|1.||19 Jan 2004||Production ready GNUE|
|2.||22 Jan 2004||Who did it?|
|3.||1 Feb 2004||Why AppServer? And other issues|
IntroductionThis covers the three main mailing lists for the GNU Enterprise (http://www.gnuenterprise.org) project, plus the #gnuenterprise IRC channel.
1. Production ready GNUE
19 Jan 2004 Archive Link: "[IRC] 19 Jan 2004"
People: Chan Min Wai
It was asked how far away from Production Ready is GNU Enterprise. Chan Min Wai (dcmwai) noticed that "someone is already using" . For a small business (accounting, order management, purchase orders, invoicing) use of GNUE-SB would be better, however, GNUE-SB is not yet ready.
2. Who did it?
22 Jan 2004 Archive Link: "[IRC] 22 Jan 2004"
People: Reinhard Müller
Reinhard Müller (reinhard) asked who knew
"what this message means (and who could remove it properly):
TODO: once this branch makes it into CVS head,
eliminate the GConnections.requestConnection logic!"

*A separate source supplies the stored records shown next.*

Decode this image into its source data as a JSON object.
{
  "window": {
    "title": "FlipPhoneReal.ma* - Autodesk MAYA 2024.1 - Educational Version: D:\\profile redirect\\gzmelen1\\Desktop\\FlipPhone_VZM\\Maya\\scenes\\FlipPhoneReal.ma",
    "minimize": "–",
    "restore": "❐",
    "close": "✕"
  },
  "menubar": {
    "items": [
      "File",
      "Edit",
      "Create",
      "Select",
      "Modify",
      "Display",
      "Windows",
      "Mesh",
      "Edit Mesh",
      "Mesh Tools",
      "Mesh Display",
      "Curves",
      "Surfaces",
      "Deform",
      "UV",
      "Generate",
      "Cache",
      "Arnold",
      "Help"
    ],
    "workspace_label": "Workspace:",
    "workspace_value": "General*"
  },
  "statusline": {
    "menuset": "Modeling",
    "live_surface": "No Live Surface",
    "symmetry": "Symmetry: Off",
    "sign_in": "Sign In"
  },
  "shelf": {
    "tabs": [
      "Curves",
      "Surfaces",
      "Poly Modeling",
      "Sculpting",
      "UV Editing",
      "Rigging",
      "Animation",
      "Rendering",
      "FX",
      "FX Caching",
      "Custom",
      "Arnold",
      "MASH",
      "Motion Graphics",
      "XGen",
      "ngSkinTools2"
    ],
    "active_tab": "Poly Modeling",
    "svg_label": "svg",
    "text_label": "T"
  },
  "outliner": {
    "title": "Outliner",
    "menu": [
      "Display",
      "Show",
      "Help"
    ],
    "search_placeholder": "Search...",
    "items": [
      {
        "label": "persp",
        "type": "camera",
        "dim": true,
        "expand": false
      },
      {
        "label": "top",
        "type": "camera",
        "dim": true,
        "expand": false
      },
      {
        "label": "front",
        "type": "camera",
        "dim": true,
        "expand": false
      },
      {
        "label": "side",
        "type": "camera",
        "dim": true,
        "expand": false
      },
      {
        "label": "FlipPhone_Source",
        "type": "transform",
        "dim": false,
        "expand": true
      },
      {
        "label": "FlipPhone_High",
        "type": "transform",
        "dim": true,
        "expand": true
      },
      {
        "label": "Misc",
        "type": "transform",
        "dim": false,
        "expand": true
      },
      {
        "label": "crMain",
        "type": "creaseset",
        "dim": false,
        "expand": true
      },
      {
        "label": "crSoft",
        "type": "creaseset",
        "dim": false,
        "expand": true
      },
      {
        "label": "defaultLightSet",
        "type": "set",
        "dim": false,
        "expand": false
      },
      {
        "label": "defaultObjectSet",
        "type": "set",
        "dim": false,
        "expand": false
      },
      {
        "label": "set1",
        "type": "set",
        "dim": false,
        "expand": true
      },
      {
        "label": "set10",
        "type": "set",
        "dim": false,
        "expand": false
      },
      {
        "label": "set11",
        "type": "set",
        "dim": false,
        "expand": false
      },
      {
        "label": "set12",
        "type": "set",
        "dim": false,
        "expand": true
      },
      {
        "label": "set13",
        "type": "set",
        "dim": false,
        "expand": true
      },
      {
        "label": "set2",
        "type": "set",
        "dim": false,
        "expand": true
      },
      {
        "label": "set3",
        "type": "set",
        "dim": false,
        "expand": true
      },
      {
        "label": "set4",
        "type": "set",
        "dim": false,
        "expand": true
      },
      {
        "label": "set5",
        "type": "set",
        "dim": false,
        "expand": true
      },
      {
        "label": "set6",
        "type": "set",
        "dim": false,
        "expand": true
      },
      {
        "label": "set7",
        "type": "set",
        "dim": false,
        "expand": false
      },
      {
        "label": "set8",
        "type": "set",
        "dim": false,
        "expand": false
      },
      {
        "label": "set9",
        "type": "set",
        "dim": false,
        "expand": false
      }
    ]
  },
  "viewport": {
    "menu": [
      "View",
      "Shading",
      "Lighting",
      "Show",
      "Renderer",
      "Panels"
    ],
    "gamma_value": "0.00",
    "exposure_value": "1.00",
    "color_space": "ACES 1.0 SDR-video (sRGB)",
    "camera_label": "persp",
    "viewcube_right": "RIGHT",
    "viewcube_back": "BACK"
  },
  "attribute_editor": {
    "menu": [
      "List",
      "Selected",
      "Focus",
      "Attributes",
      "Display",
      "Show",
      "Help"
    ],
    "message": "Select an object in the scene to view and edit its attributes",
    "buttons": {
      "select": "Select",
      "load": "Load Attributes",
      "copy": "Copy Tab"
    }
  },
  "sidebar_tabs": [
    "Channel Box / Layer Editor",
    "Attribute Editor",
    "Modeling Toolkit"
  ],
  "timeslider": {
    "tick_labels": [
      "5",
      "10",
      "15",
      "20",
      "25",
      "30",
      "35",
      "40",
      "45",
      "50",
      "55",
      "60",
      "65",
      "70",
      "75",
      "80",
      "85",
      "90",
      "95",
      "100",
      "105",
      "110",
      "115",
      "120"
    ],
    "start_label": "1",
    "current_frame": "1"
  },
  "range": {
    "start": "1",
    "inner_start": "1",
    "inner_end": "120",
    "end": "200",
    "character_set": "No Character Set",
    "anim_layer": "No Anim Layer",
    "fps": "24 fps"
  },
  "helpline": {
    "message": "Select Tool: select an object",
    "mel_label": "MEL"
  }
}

3. Why AppServer? And other issues
1 Feb 2004 Archive Link: "[IRC] 01 Feb 2004"
People: Jan Ischebeck, James Thompson, Jason Cater
It was asked why to build AppServer. It's good for OSS to build ERP, but AppServers already exist. Jan Ischebeck (siesel) explained that "althought its called appserver you can't compare it with jboss f.e. because it is much more specialized. It focuses on business method + data access only and will bring a new method of defining business modules and combining them." It was asked what GNUe AppServer does better than other AppServers, for example, zope - it's also written in python, as other AppServers, it's capable to latch onto whatever format or protocol is needed with minimum hassle. Jan noticed that "GNUe is older than zope" , "its web based" , "is way too big and it uses a ODBMS as backend, while we mostly use RDBMS" .
Earlier discussion about zope and AppServer can be found in GNUe Traffic #31 (http://kt.zork.net/GNUe/gnue20020601_31.html#1) .
Then the discussion turned to main issues with GNUe. James Thompson (jamest) listed them:
GNUe website also recieved its critique - its visual design is suboptimal. Jason Cater (jcater) explained - "we're not web designers" , "but then again, it works" .
Sharon And Joy
Kernel Traffic is grateful to be developed on a computer donated by Professor Greg Benson and Professor Allan Cruse in the Department of Computer Science at the University of San Francisco. This is the same department that invented FlashMob Computing. Kernel Traffic is hosted by the generous folks at kernel.org. All pages on this site are copyright their original authors, and distributed under the terms of the GNU General Public License version 2.0.